mom and daughter smiling at the camera

Biel also shared a GRWM video while telling the story of getting her first period, and it’s so relatable). "I was so scared,” she said. “I locked myself in the bathroom. I was crying hysterically, I called my mom. I told her, you know, 'Something's wrong.' That's what I felt, I felt like something was wrong with me. Even though she had prepared me, I wasn't prepared."

And that is why we need a book like this. Because so many kids are scared. So many kids are unprepared to deal with their period, or a classmate’s period. And that needs to change.

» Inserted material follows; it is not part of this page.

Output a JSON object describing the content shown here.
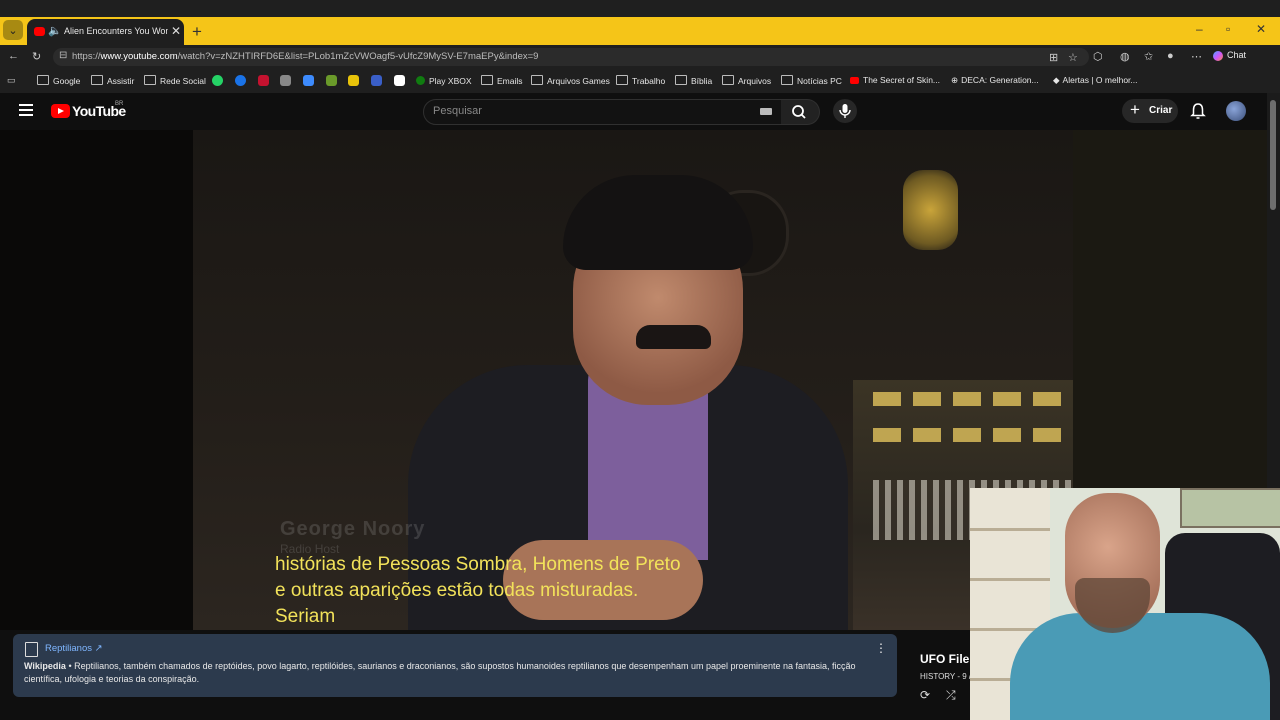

Zara Hanawalt is a freelance journalist and mom of twins. She's written for outlets like Parents, MarieClaire, Elle, Cosmopolitan, Motherly, and many others. In her (admittedly limited!) free time, she enjoys cooking, reading, trying new restaurants, and traveling with her family.